Whenever the string "desc" appears in a line below, please copy the line out.

=== Data for review ===
***
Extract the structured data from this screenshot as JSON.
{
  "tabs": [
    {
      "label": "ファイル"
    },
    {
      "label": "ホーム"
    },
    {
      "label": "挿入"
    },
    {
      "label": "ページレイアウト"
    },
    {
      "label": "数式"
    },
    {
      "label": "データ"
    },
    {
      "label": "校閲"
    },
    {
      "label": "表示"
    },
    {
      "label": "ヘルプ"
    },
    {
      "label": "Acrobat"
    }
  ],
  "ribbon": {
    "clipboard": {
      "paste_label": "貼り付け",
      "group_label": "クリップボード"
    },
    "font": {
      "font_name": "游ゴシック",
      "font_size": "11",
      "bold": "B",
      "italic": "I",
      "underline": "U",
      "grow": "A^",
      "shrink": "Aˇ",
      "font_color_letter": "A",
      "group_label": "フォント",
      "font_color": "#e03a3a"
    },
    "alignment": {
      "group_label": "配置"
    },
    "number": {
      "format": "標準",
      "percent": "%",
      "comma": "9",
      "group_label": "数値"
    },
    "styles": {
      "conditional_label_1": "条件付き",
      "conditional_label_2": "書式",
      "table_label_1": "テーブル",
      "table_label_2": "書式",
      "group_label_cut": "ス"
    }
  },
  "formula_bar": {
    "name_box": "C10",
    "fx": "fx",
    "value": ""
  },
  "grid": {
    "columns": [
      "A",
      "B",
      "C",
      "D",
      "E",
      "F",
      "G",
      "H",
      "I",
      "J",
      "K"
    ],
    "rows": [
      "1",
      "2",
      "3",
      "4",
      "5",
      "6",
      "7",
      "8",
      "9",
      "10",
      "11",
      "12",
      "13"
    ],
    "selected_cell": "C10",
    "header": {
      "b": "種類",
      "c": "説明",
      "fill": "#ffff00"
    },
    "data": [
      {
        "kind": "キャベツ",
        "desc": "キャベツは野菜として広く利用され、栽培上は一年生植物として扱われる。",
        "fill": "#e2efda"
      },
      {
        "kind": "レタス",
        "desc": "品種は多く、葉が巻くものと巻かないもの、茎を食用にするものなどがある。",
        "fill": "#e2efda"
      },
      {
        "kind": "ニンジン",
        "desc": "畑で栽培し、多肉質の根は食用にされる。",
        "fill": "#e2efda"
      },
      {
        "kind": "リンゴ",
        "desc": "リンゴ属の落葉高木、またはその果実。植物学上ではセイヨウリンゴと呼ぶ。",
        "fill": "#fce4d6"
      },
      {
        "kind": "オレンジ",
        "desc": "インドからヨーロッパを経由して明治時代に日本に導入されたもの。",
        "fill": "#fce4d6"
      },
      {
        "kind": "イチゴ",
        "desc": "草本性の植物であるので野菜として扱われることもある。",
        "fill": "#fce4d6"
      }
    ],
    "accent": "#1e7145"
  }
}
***
=== Finished task ===
        "desc": "キャベツは野菜として広く利用され、栽培上は一年生植物として扱われる。",
        "desc": "品種は多く、葉が巻くものと巻かないもの、茎を食用にするものなどがある。",
        "desc": "畑で栽培し、多肉質の根は食用にされる。",
        "desc": "リンゴ属の落葉高木、またはその果実。植物学上ではセイヨウリンゴと呼ぶ。",
        "desc": "インドからヨーロッパを経由して明治時代に日本に導入されたもの。",
        "desc": "草本性の植物であるので野菜として扱われることもある。",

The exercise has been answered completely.